  1. Seizure of currency and monetary instruments by U.S. Customs
  2. Seizure for bulk cash smuggling into or out of the U.S.
  3. Structuring currency imports and exports
  4. Is it $10,000 per person?  Under what circumstances is filing a report with Customs for transporting more than $10,000 required?
  5. Criminal & civil penalties for failing to report monetary instrument transportation
  6. Is only cash currency subject to seizure by Customs?
  7. Responding to a Customs currency seizure
  8. How do I get my seized money back?
  9. Getting money seized by U.S. Customs back while staying overseas
  10. How long does it take Customs to decide a petition for a currency/monetary instrument seizure?
  11. Statute of Limitations for Currency Reporting Violations
  12. Filing a Petition for Seized Currency (with Sample and Tips) with CBP
  13. Don’t Talk About Your Customs Currency Seizure Case

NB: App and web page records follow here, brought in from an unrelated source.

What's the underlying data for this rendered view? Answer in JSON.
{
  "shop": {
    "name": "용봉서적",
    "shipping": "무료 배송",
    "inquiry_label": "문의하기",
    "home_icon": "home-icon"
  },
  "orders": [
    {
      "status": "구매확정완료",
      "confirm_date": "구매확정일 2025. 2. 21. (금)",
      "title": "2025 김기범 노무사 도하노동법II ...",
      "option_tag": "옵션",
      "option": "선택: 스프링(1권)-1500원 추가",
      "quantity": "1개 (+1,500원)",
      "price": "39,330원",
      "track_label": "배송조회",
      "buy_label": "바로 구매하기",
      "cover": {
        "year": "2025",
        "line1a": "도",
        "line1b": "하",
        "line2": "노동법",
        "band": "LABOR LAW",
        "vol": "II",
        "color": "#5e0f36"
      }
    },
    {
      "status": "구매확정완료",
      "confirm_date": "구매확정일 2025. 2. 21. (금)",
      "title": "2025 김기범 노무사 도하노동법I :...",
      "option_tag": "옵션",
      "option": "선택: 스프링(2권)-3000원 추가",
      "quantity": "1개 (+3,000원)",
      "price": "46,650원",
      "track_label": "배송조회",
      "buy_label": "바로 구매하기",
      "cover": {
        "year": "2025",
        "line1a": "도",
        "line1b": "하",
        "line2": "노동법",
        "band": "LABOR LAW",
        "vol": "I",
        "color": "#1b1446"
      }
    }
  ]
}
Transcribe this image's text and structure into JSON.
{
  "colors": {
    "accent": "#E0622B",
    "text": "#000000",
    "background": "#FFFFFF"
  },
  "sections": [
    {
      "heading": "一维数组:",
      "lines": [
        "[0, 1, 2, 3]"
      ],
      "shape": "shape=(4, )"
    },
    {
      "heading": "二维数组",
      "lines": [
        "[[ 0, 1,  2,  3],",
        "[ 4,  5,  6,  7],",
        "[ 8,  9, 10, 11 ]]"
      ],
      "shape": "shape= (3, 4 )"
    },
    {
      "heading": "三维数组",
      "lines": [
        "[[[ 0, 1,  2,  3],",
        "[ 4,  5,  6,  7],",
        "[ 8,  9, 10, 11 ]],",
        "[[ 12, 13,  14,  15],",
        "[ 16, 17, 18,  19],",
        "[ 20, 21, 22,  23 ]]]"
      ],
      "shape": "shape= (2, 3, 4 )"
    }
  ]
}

CBP Makes Whopping $478k Cash Seizure

In another classic “bulk cash smuggling” offense, CBP officers in at the southern border seized nearly $500,000 in secreted away in a pick-up truck driven by a U.S. citizen from Texas. The incident resulted an arrest. Although you wouldn’t know it from the news release, this is more than just a “failure to report” or “failure to declare” currency. This is bulk cash smuggling. Bulk cash smuggling makes it much more likely that you will NOT get the money back even if you can show that there was a legitimate source and intended use.

The story follows (original HERE):

“This is one of the larger seizures of undeclared currency we have seen in recent memory and is reflective of a robust enforcement posture and an effective application of the skill and training of our frontline officers,” said Port Director Joseph Misenhelter, Laredo Port of Entry.

The seizure occured on July 27 at Lincoln-Juarez Bridge when CBP officers and agents conducting outbound examinations referred a 2010 06102015%20TFO%20DOU%20Cash%203[1]Dodge Ram pickup truck driven by a 43-year-old male U.S. citizen from Laredo, Texas for a secondary examination. During the examination, CBP officers discovered bundles containing $481,711 in undeclared currency hidden within the vehicle.

CBP officers seized the currency, arrested the driver and turned him over to Homeland Security Investigations special agents for further investigation.

Individuals are permitted to carry any amount of currency or monetary instruments into or out of the U.S. However if the quantity is $10,000 or higher they must formally report the currency to CBP. Failure to declare may result in seizure of the currency and/or arrest. An individual may petition for the return of currency seized by CBP officers, but the petitioner must prove that the source and intended use of the currency was legitimate.

If you have had cash seized by customs and are contemplating what to do next then use the information available on this website and call our office at (734) 855-4999 to speak to a customs lawyer, or e-mail us through our contact page. We are able to assist with cash seized by customs around the country, including Chicago, Atlanta, New York, Los Angeles, Orlando and many other places, and not just locally in Detroit. Please read these other articles:

  1. Seizure of currency and monetary instruments by U.S. Customs
  2. Seizure for bulk cash smuggling into or out of the U.S.
  3. Structuring currency imports and exports
  4. Is it $10,000 per person?  Under what circumstances is filing a report with Customs for transporting more than $10,000 required?
  5. Criminal & civil penalties for failing to report monetary instrument transportation
  6. Is only cash currency subject to seizure by Customs?
  7. Responding to a Customs currency seizure
  8. How do I get my seized money back?
  9. Getting money seized by U.S. Customs back while staying overseas
  10. How long does it take Customs to decide a petition for a currency/monetary instrument seizure?
  11. Statute of Limitations for Currency Reporting Violations
  12. Filing a Petition for Seized Currency (with Sample and Tips) with CBP
  13. Don’t Talk About Your Customs Currency Seizure Case